:: SOURCE RECORDS ::
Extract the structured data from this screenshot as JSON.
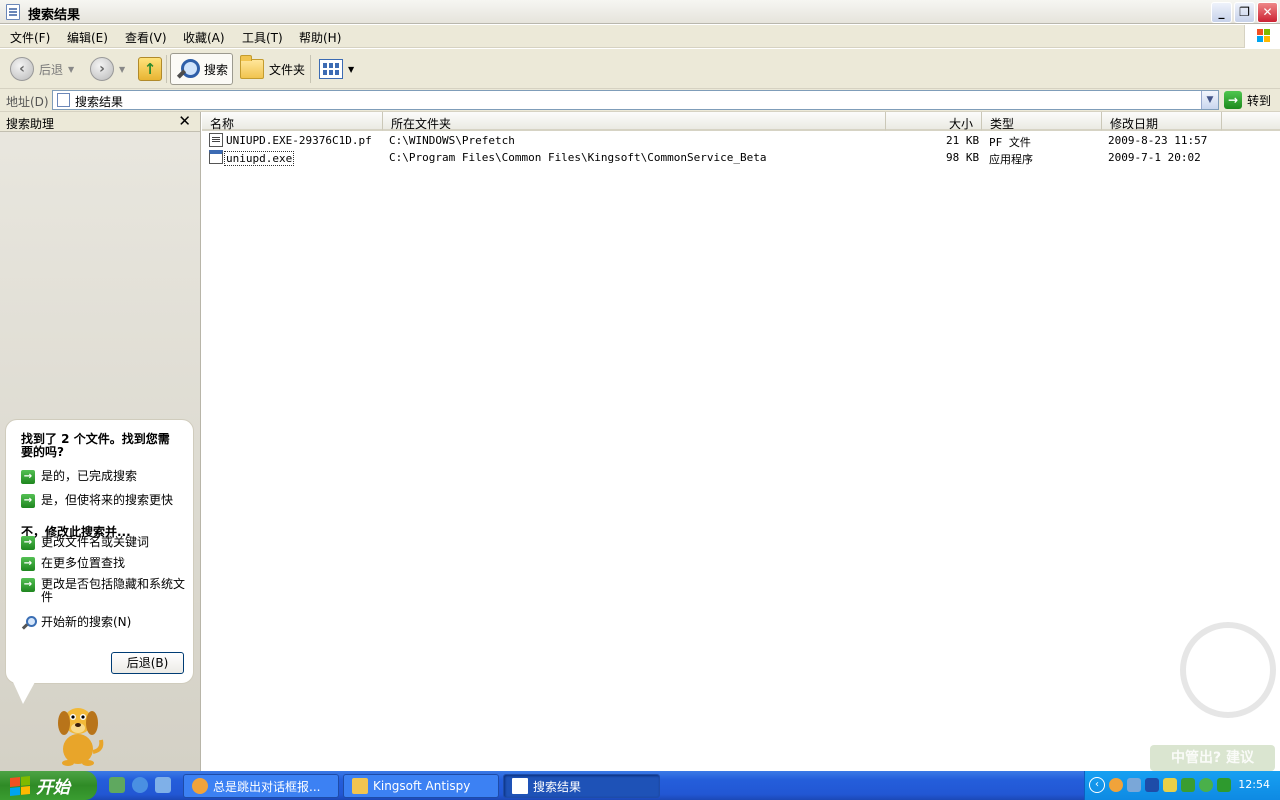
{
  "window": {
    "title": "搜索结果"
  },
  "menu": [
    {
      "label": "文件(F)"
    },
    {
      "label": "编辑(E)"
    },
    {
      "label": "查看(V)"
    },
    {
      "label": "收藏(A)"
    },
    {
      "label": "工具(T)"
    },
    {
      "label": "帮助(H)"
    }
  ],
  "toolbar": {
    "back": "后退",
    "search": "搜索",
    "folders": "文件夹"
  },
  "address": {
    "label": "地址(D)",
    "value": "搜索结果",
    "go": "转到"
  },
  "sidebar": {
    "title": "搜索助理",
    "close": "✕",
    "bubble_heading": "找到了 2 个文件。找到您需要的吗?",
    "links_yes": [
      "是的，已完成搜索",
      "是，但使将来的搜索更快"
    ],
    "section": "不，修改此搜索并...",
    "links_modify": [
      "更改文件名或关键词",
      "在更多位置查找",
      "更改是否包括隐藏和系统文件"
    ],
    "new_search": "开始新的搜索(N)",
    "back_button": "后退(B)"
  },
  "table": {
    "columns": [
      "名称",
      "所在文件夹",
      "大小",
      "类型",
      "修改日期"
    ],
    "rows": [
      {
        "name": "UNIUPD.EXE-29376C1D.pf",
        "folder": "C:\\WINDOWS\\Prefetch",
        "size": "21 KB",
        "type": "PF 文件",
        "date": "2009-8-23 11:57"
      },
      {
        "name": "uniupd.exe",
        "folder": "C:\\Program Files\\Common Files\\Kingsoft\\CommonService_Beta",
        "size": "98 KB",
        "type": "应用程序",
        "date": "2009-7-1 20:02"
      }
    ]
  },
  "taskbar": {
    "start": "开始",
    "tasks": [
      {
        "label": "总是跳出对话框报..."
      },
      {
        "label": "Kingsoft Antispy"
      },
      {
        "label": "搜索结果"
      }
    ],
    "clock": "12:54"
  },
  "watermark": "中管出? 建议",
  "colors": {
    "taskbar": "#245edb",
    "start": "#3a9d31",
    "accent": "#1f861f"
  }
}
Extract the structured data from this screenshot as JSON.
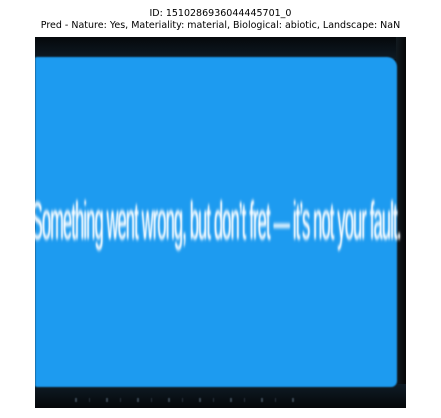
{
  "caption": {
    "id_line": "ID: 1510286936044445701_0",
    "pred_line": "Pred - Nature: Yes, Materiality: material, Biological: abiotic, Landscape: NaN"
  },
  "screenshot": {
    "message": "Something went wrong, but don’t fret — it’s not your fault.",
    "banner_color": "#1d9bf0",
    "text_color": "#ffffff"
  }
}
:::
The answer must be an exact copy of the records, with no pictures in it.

Extract the structured data from this screenshot as JSON.
{
  "window": {
    "title": "搜索结果"
  },
  "menu": [
    {
      "label": "文件(F)"
    },
    {
      "label": "编辑(E)"
    },
    {
      "label": "查看(V)"
    },
    {
      "label": "收藏(A)"
    },
    {
      "label": "工具(T)"
    },
    {
      "label": "帮助(H)"
    }
  ],
  "toolbar": {
    "back": "后退",
    "search": "搜索",
    "folders": "文件夹"
  },
  "address": {
    "label": "地址(D)",
    "value": "搜索结果",
    "go": "转到"
  },
  "sidebar": {
    "title": "搜索助理",
    "close": "✕",
    "bubble_heading": "找到了 2 个文件。找到您需要的吗?",
    "links_yes": [
      "是的，已完成搜索",
      "是，但使将来的搜索更快"
    ],
    "section": "不，修改此搜索并...",
    "links_modify": [
      "更改文件名或关键词",
      "在更多位置查找",
      "更改是否包括隐藏和系统文件"
    ],
    "new_search": "开始新的搜索(N)",
    "back_button": "后退(B)"
  },
  "table": {
    "columns": [
      "名称",
      "所在文件夹",
      "大小",
      "类型",
      "修改日期"
    ],
    "rows": [
      {
        "name": "UNIUPD.EXE-29376C1D.pf",
        "folder": "C:\\WINDOWS\\Prefetch",
        "size": "21 KB",
        "type": "PF 文件",
        "date": "2009-8-23 11:57"
      },
      {
        "name": "uniupd.exe",
        "folder": "C:\\Program Files\\Common Files\\Kingsoft\\CommonService_Beta",
        "size": "98 KB",
        "type": "应用程序",
        "date": "2009-7-1 20:02"
      }
    ]
  },
  "taskbar": {
    "start": "开始",
    "tasks": [
      {
        "label": "总是跳出对话框报..."
      },
      {
        "label": "Kingsoft Antispy"
      },
      {
        "label": "搜索结果"
      }
    ],
    "clock": "12:54"
  },
  "watermark": "中管出? 建议",
  "colors": {
    "taskbar": "#245edb",
    "start": "#3a9d31",
    "accent": "#1f861f"
  }
}
Extract the structured data from this screenshot as JSON.
{
  "caption": {
    "id_line": "ID: 1510286936044445701_0",
    "pred_line": "Pred - Nature: Yes, Materiality: material, Biological: abiotic, Landscape: NaN"
  },
  "screenshot": {
    "message": "Something went wrong, but don’t fret — it’s not your fault.",
    "banner_color": "#1d9bf0",
    "text_color": "#ffffff"
  }
}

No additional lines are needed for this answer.